** EXTRACTED MATERIAL follows **

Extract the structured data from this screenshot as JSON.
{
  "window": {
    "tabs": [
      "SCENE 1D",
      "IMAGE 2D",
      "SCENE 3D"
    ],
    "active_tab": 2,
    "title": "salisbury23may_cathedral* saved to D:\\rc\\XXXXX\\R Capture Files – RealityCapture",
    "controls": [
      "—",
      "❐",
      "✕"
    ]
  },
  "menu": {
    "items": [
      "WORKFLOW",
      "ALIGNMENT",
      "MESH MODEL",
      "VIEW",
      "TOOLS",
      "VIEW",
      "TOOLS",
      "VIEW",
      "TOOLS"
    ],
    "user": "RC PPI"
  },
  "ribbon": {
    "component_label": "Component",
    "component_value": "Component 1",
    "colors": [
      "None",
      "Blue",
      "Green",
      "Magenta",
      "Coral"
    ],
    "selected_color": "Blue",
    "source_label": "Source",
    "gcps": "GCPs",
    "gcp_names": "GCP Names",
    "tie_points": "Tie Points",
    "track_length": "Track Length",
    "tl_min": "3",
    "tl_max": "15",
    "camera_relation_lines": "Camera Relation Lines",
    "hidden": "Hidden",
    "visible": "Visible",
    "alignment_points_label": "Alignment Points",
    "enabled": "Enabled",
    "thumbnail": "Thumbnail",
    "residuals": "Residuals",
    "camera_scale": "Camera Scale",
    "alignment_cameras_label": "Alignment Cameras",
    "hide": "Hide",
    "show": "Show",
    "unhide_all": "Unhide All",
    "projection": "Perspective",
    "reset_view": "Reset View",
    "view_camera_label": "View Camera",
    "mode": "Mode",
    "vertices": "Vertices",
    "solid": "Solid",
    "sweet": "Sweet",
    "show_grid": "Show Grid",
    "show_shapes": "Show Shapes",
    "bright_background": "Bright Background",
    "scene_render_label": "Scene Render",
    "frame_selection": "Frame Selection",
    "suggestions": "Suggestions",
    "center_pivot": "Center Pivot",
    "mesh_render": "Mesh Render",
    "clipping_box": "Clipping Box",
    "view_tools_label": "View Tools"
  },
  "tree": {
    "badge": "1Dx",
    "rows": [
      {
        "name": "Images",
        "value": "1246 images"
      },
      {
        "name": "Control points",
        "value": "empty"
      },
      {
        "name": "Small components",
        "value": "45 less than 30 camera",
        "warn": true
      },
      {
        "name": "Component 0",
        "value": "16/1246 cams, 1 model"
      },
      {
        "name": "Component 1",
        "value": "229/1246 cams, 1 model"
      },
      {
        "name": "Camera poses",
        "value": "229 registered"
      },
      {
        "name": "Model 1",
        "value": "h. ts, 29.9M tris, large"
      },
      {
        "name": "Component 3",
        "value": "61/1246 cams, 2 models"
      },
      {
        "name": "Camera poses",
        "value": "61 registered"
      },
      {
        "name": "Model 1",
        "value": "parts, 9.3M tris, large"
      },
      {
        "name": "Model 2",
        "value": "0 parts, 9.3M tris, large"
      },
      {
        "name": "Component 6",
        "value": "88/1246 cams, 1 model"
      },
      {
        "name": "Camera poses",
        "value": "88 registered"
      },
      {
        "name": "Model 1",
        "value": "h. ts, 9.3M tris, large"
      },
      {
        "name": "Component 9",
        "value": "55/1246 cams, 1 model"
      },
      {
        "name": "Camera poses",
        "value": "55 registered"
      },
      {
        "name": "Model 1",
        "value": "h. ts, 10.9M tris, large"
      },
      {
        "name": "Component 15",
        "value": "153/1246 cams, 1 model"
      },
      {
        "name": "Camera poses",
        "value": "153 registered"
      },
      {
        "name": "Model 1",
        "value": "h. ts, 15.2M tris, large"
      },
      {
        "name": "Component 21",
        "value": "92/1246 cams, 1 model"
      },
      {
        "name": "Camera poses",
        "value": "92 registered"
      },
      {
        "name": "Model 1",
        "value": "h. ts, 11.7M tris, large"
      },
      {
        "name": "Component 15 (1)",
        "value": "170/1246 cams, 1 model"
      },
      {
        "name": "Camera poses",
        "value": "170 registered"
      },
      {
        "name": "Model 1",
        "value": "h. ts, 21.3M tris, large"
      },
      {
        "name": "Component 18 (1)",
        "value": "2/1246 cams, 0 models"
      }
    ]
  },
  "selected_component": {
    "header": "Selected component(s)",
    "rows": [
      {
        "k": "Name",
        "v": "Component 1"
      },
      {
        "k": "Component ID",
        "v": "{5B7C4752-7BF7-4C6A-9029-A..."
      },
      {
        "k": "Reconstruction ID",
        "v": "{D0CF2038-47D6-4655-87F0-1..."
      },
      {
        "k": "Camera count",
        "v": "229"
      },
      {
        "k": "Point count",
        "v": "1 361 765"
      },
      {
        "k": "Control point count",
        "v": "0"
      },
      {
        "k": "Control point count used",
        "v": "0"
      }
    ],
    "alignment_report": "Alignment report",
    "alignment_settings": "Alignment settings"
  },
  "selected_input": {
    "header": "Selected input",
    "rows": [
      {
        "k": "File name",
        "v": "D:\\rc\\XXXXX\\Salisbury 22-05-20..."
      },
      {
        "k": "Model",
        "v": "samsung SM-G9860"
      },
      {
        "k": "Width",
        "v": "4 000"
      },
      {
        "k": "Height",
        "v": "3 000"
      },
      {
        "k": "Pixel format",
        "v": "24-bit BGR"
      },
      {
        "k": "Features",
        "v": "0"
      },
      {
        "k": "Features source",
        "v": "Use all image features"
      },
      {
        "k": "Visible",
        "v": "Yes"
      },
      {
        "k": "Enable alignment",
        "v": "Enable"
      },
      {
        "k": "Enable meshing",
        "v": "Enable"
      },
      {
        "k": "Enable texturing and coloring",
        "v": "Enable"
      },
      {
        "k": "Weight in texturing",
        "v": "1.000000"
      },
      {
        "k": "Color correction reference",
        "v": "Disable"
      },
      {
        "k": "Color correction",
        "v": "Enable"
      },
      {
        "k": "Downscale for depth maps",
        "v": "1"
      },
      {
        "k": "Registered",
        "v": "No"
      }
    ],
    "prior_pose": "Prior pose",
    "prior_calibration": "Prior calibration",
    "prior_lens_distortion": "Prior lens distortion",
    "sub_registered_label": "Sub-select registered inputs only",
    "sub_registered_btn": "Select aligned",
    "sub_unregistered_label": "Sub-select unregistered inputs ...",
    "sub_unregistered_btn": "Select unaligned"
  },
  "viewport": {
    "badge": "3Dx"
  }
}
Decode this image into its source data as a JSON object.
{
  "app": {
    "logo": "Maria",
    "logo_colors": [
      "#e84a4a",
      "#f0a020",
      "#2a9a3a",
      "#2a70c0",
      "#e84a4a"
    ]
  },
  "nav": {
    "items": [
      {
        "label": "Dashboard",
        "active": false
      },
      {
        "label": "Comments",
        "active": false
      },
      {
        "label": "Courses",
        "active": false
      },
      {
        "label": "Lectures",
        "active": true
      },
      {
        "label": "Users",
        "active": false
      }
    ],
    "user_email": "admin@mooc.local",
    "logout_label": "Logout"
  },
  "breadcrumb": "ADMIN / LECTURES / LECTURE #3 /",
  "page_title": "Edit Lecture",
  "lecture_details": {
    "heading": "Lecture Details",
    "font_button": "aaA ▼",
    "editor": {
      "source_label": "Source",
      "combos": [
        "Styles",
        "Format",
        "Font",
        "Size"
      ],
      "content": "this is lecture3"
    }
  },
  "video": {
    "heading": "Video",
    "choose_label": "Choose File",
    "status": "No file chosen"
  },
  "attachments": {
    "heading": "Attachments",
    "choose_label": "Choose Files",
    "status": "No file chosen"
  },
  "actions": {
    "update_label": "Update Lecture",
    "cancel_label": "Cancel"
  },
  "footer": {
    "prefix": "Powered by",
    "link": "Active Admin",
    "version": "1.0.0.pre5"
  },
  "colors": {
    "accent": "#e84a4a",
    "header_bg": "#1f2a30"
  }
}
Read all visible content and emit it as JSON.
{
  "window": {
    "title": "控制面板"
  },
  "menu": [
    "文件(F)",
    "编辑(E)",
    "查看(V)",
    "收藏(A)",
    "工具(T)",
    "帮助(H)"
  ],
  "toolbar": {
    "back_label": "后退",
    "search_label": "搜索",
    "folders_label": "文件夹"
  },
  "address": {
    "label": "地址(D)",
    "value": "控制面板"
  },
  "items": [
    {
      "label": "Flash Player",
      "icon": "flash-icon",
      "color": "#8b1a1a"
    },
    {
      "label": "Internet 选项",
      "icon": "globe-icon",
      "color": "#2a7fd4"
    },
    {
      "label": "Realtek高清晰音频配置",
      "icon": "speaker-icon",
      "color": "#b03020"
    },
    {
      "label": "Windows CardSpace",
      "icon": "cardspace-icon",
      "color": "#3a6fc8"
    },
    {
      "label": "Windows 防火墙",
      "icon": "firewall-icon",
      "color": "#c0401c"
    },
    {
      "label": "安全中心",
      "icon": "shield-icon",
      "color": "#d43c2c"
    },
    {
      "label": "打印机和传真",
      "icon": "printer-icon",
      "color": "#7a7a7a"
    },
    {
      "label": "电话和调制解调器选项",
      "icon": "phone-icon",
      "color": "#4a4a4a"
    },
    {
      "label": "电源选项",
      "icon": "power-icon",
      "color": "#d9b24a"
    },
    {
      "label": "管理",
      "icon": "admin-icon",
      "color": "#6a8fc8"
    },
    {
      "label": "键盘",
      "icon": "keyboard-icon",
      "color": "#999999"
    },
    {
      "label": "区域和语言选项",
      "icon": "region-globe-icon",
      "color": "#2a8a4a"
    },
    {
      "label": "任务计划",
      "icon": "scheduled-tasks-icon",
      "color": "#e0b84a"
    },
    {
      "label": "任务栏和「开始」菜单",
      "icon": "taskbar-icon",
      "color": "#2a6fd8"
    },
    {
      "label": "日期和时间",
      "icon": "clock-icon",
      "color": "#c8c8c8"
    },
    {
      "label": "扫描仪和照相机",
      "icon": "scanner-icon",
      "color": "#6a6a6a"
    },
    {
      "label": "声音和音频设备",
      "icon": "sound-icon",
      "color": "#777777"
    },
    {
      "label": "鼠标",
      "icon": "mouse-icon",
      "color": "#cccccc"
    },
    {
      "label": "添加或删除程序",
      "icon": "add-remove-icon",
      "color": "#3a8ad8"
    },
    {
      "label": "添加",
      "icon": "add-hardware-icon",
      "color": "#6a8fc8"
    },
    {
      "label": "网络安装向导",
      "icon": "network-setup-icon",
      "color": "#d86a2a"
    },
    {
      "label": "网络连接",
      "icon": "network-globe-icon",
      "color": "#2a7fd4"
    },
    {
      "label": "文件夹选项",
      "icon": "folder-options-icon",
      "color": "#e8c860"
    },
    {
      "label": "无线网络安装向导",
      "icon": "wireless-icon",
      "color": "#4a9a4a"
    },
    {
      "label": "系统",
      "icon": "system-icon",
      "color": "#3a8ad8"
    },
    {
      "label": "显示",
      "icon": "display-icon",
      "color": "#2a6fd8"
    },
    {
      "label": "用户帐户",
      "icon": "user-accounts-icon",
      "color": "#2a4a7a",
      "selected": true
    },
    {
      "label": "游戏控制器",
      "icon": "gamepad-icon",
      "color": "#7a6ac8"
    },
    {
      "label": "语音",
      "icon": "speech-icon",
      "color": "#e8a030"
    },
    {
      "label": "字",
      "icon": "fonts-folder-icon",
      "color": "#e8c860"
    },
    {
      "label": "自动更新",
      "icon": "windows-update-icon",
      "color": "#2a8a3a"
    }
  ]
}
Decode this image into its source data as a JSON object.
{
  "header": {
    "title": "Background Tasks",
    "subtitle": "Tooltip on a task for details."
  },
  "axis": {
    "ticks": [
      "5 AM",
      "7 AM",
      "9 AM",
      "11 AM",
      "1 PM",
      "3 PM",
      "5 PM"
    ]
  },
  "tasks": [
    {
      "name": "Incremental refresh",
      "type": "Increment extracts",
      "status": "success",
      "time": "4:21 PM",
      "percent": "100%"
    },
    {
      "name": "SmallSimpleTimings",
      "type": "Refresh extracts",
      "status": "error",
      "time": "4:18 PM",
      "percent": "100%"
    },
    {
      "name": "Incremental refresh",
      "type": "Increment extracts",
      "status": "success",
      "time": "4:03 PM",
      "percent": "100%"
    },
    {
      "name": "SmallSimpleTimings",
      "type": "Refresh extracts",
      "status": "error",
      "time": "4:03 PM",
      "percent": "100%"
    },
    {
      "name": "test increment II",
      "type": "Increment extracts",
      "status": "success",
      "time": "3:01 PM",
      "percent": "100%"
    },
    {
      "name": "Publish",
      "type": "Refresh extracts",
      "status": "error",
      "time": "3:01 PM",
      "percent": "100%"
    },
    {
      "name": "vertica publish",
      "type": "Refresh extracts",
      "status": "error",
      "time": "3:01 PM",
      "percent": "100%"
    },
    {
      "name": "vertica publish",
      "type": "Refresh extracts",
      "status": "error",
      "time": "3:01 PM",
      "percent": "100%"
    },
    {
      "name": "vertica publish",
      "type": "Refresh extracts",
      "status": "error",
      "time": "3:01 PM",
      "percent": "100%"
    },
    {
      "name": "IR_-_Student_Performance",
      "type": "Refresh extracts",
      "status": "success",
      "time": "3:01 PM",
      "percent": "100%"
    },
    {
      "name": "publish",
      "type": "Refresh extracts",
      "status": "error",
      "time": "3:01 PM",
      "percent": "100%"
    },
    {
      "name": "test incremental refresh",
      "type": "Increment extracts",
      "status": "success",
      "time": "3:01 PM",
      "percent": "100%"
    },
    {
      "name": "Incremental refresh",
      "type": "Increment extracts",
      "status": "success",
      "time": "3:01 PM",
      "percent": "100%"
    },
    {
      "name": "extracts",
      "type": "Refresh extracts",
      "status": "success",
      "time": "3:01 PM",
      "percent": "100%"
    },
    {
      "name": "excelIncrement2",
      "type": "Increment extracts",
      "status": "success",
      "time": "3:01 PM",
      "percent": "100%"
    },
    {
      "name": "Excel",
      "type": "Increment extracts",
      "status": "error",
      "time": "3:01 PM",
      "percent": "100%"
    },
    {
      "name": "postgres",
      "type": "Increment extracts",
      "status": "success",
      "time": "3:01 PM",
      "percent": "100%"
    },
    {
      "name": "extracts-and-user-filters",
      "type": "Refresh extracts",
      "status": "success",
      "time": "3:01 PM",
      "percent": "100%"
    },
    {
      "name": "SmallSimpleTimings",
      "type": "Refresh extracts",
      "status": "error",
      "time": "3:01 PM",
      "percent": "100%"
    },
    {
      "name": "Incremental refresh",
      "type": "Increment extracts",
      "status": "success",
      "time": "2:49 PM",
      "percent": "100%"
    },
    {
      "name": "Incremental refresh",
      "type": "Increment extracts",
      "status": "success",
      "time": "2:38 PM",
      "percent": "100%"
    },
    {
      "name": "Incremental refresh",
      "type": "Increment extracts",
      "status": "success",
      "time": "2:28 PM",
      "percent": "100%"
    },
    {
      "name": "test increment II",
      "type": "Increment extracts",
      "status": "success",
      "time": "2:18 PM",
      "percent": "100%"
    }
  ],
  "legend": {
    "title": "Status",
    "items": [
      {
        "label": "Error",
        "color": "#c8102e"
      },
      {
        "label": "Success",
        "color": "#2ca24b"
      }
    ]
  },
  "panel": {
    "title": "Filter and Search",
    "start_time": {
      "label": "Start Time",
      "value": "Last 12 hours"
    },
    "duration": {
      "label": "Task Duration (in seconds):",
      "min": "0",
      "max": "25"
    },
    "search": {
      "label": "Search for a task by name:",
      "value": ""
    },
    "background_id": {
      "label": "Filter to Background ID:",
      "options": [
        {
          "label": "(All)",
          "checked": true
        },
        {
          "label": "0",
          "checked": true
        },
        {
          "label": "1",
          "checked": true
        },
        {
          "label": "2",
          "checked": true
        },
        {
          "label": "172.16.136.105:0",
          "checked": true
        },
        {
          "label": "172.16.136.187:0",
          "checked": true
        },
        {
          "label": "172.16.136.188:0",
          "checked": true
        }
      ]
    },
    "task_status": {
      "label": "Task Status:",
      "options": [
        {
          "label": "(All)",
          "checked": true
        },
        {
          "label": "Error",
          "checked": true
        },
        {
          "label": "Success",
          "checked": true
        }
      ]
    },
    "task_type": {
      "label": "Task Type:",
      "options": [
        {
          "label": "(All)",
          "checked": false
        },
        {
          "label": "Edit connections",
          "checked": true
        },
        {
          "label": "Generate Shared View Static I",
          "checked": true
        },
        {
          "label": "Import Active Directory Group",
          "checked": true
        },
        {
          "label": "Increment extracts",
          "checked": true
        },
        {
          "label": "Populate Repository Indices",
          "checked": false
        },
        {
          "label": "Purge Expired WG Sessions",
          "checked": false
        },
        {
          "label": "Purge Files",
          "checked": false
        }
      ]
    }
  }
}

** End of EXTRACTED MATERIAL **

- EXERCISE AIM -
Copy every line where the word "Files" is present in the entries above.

- RESULT BELOW -
    "title": "salisbury23may_cathedral* saved to D:\\rc\\XXXXX\\R Capture Files – RealityCapture",
    "choose_label": "Choose Files",
          "label": "Purge Files",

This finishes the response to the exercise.